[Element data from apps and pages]
++++++++++

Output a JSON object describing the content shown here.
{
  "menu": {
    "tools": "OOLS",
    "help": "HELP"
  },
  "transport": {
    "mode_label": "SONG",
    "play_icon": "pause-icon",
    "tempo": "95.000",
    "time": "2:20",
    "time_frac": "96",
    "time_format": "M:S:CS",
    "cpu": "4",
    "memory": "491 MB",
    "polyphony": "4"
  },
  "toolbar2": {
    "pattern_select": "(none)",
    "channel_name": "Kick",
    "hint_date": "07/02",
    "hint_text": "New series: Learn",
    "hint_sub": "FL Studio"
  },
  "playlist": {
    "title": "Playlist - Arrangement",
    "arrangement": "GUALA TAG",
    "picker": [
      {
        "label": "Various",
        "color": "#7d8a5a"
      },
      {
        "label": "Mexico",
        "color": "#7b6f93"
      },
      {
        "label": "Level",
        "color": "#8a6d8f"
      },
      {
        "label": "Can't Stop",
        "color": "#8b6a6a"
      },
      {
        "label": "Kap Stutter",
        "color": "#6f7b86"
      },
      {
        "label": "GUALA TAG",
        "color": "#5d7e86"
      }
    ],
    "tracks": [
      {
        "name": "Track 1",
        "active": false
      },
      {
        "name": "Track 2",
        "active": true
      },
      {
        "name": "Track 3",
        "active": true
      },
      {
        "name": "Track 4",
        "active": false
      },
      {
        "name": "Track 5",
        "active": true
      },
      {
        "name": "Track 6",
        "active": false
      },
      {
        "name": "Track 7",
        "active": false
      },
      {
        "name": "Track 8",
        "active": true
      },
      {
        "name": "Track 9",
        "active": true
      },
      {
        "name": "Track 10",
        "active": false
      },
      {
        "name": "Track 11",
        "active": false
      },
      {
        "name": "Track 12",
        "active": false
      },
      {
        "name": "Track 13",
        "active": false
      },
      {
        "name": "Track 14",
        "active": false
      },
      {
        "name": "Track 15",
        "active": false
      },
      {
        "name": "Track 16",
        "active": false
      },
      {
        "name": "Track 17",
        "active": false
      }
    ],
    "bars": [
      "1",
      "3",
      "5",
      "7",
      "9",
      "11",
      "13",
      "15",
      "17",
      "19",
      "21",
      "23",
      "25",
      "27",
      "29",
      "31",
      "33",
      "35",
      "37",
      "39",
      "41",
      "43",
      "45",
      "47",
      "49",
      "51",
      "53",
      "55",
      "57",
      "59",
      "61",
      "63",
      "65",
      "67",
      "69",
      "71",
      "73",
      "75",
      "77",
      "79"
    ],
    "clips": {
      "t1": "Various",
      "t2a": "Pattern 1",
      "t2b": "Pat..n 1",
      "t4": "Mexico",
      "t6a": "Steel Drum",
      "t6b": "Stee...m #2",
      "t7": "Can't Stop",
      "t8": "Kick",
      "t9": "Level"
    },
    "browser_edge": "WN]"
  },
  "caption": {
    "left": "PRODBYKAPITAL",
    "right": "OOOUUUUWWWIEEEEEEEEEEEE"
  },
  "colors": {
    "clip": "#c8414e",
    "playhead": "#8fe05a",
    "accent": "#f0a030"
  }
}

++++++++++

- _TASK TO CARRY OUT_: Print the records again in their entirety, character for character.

- _TASK ANSWER_:
Output a JSON object describing the content shown here.
{
  "menu": {
    "tools": "OOLS",
    "help": "HELP"
  },
  "transport": {
    "mode_label": "SONG",
    "play_icon": "pause-icon",
    "tempo": "95.000",
    "time": "2:20",
    "time_frac": "96",
    "time_format": "M:S:CS",
    "cpu": "4",
    "memory": "491 MB",
    "polyphony": "4"
  },
  "toolbar2": {
    "pattern_select": "(none)",
    "channel_name": "Kick",
    "hint_date": "07/02",
    "hint_text": "New series: Learn",
    "hint_sub": "FL Studio"
  },
  "playlist": {
    "title": "Playlist - Arrangement",
    "arrangement": "GUALA TAG",
    "picker": [
      {
        "label": "Various",
        "color": "#7d8a5a"
      },
      {
        "label": "Mexico",
        "color": "#7b6f93"
      },
      {
        "label": "Level",
        "color": "#8a6d8f"
      },
      {
        "label": "Can't Stop",
        "color": "#8b6a6a"
      },
      {
        "label": "Kap Stutter",
        "color": "#6f7b86"
      },
      {
        "label": "GUALA TAG",
        "color": "#5d7e86"
      }
    ],
    "tracks": [
      {
        "name": "Track 1",
        "active": false
      },
      {
        "name": "Track 2",
        "active": true
      },
      {
        "name": "Track 3",
        "active": true
      },
      {
        "name": "Track 4",
        "active": false
      },
      {
        "name": "Track 5",
        "active": true
      },
      {
        "name": "Track 6",
        "active": false
      },
      {
        "name": "Track 7",
        "active": false
      },
      {
        "name": "Track 8",
        "active": true
      },
      {
        "name": "Track 9",
        "active": true
      },
      {
        "name": "Track 10",
        "active": false
      },
      {
        "name": "Track 11",
        "active": false
      },
      {
        "name": "Track 12",
        "active": false
      },
      {
        "name": "Track 13",
        "active": false
      },
      {
        "name": "Track 14",
        "active": false
      },
      {
        "name": "Track 15",
        "active": false
      },
      {
        "name": "Track 16",
        "active": false
      },
      {
        "name": "Track 17",
        "active": false
      }
    ],
    "bars": [
      "1",
      "3",
      "5",
      "7",
      "9",
      "11",
      "13",
      "15",
      "17",
      "19",
      "21",
      "23",
      "25",
      "27",
      "29",
      "31",
      "33",
      "35",
      "37",
      "39",
      "41",
      "43",
      "45",
      "47",
      "49",
      "51",
      "53",
      "55",
      "57",
      "59",
      "61",
      "63",
      "65",
      "67",
      "69",
      "71",
      "73",
      "75",
      "77",
      "79"
    ],
    "clips": {
      "t1": "Various",
      "t2a": "Pattern 1",
      "t2b": "Pat..n 1",
      "t4": "Mexico",
      "t6a": "Steel Drum",
      "t6b": "Stee...m #2",
      "t7": "Can't Stop",
      "t8": "Kick",
      "t9": "Level"
    },
    "browser_edge": "WN]"
  },
  "caption": {
    "left": "PRODBYKAPITAL",
    "right": "OOOUUUUWWWIEEEEEEEEEEEE"
  },
  "colors": {
    "clip": "#c8414e",
    "playhead": "#8fe05a",
    "accent": "#f0a030"
  }
}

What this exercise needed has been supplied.